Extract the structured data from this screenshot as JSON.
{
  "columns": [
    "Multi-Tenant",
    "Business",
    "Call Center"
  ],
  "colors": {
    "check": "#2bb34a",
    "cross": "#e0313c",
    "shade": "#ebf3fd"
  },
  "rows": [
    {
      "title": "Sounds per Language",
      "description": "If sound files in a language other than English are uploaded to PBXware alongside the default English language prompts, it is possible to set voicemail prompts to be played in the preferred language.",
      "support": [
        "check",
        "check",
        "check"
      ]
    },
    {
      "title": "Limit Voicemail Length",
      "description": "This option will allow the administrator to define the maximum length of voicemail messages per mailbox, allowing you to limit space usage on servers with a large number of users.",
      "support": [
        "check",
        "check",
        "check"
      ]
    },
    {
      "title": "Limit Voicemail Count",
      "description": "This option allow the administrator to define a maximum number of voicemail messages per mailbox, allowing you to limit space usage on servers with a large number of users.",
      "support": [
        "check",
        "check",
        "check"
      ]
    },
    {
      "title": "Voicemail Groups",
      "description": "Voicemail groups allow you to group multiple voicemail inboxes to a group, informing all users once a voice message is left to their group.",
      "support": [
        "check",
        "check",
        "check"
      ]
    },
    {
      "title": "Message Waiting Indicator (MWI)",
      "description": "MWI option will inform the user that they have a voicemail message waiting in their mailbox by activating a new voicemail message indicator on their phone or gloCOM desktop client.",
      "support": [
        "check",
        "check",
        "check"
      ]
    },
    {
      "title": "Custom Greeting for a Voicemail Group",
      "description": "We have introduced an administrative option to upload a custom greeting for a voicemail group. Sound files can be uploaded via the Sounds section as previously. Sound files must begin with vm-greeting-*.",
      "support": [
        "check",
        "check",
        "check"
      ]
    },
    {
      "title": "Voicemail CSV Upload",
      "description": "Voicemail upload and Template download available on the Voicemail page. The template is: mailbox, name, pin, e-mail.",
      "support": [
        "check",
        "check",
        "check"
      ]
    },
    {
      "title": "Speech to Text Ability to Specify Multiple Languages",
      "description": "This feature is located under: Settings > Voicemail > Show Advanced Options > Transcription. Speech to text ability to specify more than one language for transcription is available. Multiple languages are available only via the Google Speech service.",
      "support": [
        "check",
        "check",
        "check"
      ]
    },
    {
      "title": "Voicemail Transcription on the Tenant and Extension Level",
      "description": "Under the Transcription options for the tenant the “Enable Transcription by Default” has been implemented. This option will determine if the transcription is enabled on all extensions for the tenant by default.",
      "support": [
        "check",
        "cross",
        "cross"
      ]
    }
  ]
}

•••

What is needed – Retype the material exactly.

Exercise output –
Extract the structured data from this screenshot as JSON.
{
  "columns": [
    "Multi-Tenant",
    "Business",
    "Call Center"
  ],
  "colors": {
    "check": "#2bb34a",
    "cross": "#e0313c",
    "shade": "#ebf3fd"
  },
  "rows": [
    {
      "title": "Sounds per Language",
      "description": "If sound files in a language other than English are uploaded to PBXware alongside the default English language prompts, it is possible to set voicemail prompts to be played in the preferred language.",
      "support": [
        "check",
        "check",
        "check"
      ]
    },
    {
      "title": "Limit Voicemail Length",
      "description": "This option will allow the administrator to define the maximum length of voicemail messages per mailbox, allowing you to limit space usage on servers with a large number of users.",
      "support": [
        "check",
        "check",
        "check"
      ]
    },
    {
      "title": "Limit Voicemail Count",
      "description": "This option allow the administrator to define a maximum number of voicemail messages per mailbox, allowing you to limit space usage on servers with a large number of users.",
      "support": [
        "check",
        "check",
        "check"
      ]
    },
    {
      "title": "Voicemail Groups",
      "description": "Voicemail groups allow you to group multiple voicemail inboxes to a group, informing all users once a voice message is left to their group.",
      "support": [
        "check",
        "check",
        "check"
      ]
    },
    {
      "title": "Message Waiting Indicator (MWI)",
      "description": "MWI option will inform the user that they have a voicemail message waiting in their mailbox by activating a new voicemail message indicator on their phone or gloCOM desktop client.",
      "support": [
        "check",
        "check",
        "check"
      ]
    },
    {
      "title": "Custom Greeting for a Voicemail Group",
      "description": "We have introduced an administrative option to upload a custom greeting for a voicemail group. Sound files can be uploaded via the Sounds section as previously. Sound files must begin with vm-greeting-*.",
      "support": [
        "check",
        "check",
        "check"
      ]
    },
    {
      "title": "Voicemail CSV Upload",
      "description": "Voicemail upload and Template download available on the Voicemail page. The template is: mailbox, name, pin, e-mail.",
      "support": [
        "check",
        "check",
        "check"
      ]
    },
    {
      "title": "Speech to Text Ability to Specify Multiple Languages",
      "description": "This feature is located under: Settings > Voicemail > Show Advanced Options > Transcription. Speech to text ability to specify more than one language for transcription is available. Multiple languages are available only via the Google Speech service.",
      "support": [
        "check",
        "check",
        "check"
      ]
    },
    {
      "title": "Voicemail Transcription on the Tenant and Extension Level",
      "description": "Under the Transcription options for the tenant the “Enable Transcription by Default” has been implemented. This option will determine if the transcription is enabled on all extensions for the tenant by default.",
      "support": [
        "check",
        "cross",
        "cross"
      ]
    }
  ]
}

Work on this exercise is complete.